Show, from the entries below, every line in which "favicon" appears.
(Beginning of RECORDED INFORMATION)
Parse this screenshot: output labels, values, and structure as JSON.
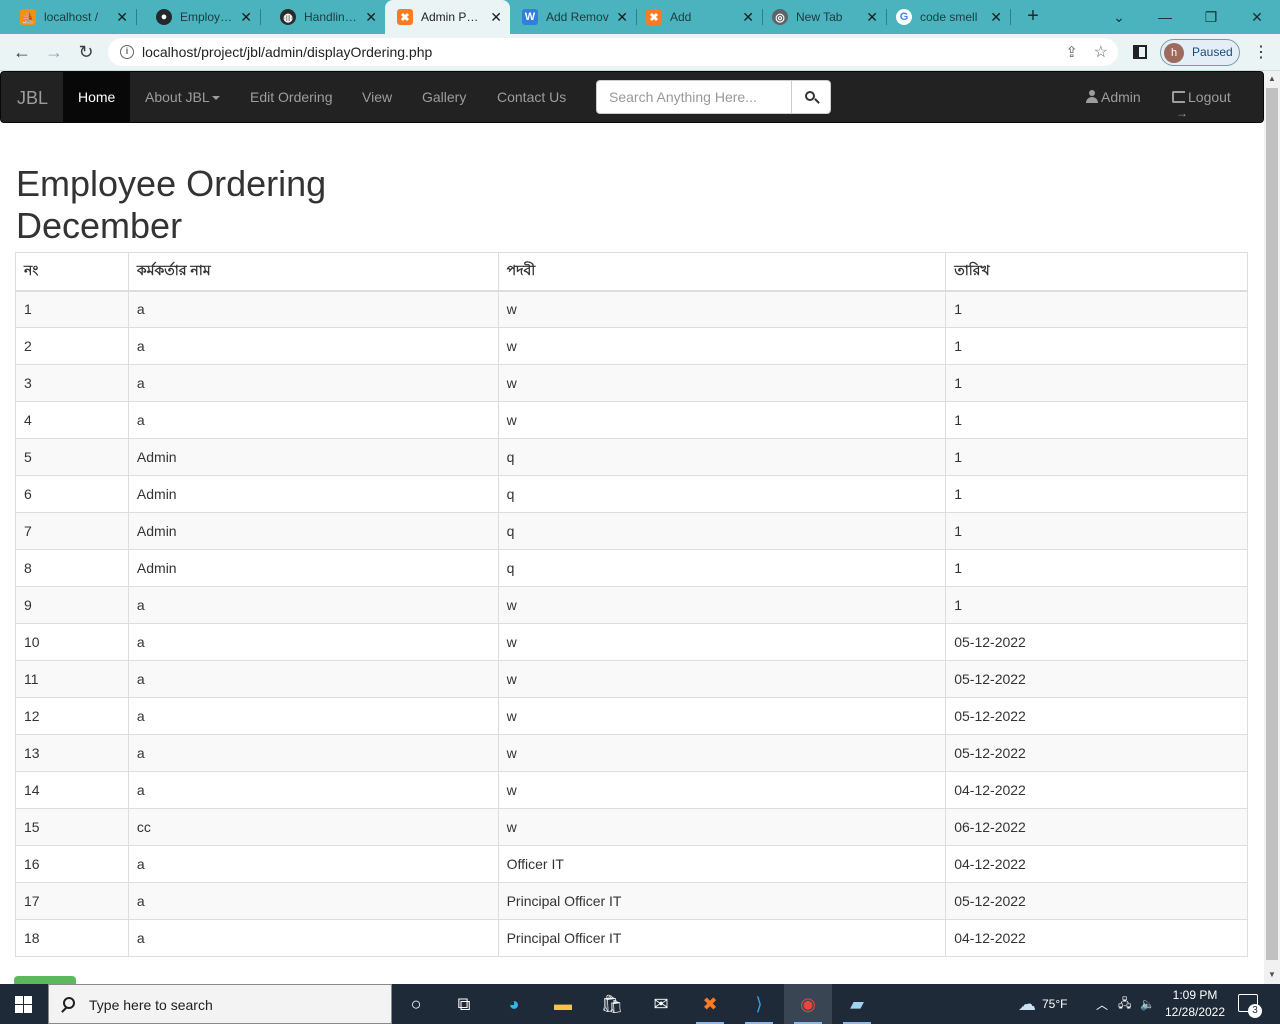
{
  "browser": {
    "tabs": [
      {
        "title": "localhost /",
        "favicon": "phpmyadmin-icon",
        "active": false
      },
      {
        "title": "Employee_O",
        "favicon": "github-icon",
        "active": false
      },
      {
        "title": "Handling U",
        "favicon": "globe-icon",
        "active": false
      },
      {
        "title": "Admin Page",
        "favicon": "xampp-icon",
        "active": true
      },
      {
        "title": "Add Remov",
        "favicon": "w3schools-icon",
        "active": false
      },
      {
        "title": "Add",
        "favicon": "xampp-icon",
        "active": false
      },
      {
        "title": "New Tab",
        "favicon": "chrome-icon",
        "active": false
      },
      {
        "title": "code smell",
        "favicon": "google-icon",
        "active": false
      }
    ],
    "new_tab_label": "+",
    "url": "localhost/project/jbl/admin/displayOrdering.php",
    "profile_initial": "h",
    "profile_status": "Paused"
  },
  "navbar": {
    "brand": "JBL",
    "items": [
      "Home",
      "About JBL",
      "Edit Ordering",
      "View",
      "Gallery",
      "Contact Us"
    ],
    "search_placeholder": "Search Anything Here...",
    "admin_label": "Admin",
    "logout_label": "Logout"
  },
  "page": {
    "title_line1": "Employee Ordering",
    "title_line2": "December"
  },
  "table": {
    "headers": [
      "নং",
      "কর্মকর্তার নাম",
      "পদবী",
      "তারিখ"
    ],
    "rows": [
      [
        "1",
        "a",
        "w",
        "1"
      ],
      [
        "2",
        "a",
        "w",
        "1"
      ],
      [
        "3",
        "a",
        "w",
        "1"
      ],
      [
        "4",
        "a",
        "w",
        "1"
      ],
      [
        "5",
        "Admin",
        "q",
        "1"
      ],
      [
        "6",
        "Admin",
        "q",
        "1"
      ],
      [
        "7",
        "Admin",
        "q",
        "1"
      ],
      [
        "8",
        "Admin",
        "q",
        "1"
      ],
      [
        "9",
        "a",
        "w",
        "1"
      ],
      [
        "10",
        "a",
        "w",
        "05-12-2022"
      ],
      [
        "11",
        "a",
        "w",
        "05-12-2022"
      ],
      [
        "12",
        "a",
        "w",
        "05-12-2022"
      ],
      [
        "13",
        "a",
        "w",
        "05-12-2022"
      ],
      [
        "14",
        "a",
        "w",
        "04-12-2022"
      ],
      [
        "15",
        "cc",
        "w",
        "06-12-2022"
      ],
      [
        "16",
        "a",
        "Officer IT",
        "04-12-2022"
      ],
      [
        "17",
        "a",
        "Principal Officer IT",
        "05-12-2022"
      ],
      [
        "18",
        "a",
        "Principal Officer IT",
        "04-12-2022"
      ]
    ]
  },
  "taskbar": {
    "search_text": "Type here to search",
    "weather": "75°F",
    "time": "1:09 PM",
    "date": "12/28/2022",
    "notification_count": "3"
  },
  "colors": {
    "tabstrip": "#4bb3be",
    "navbar": "#222222",
    "accent_green": "#5cb85c"
  }
}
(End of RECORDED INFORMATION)
### TASK OUTPUT
        "favicon": "phpmyadmin-icon",
        "favicon": "github-icon",
        "favicon": "globe-icon",
        "favicon": "xampp-icon",
        "favicon": "w3schools-icon",
        "favicon": "xampp-icon",
        "favicon": "chrome-icon",
        "favicon": "google-icon",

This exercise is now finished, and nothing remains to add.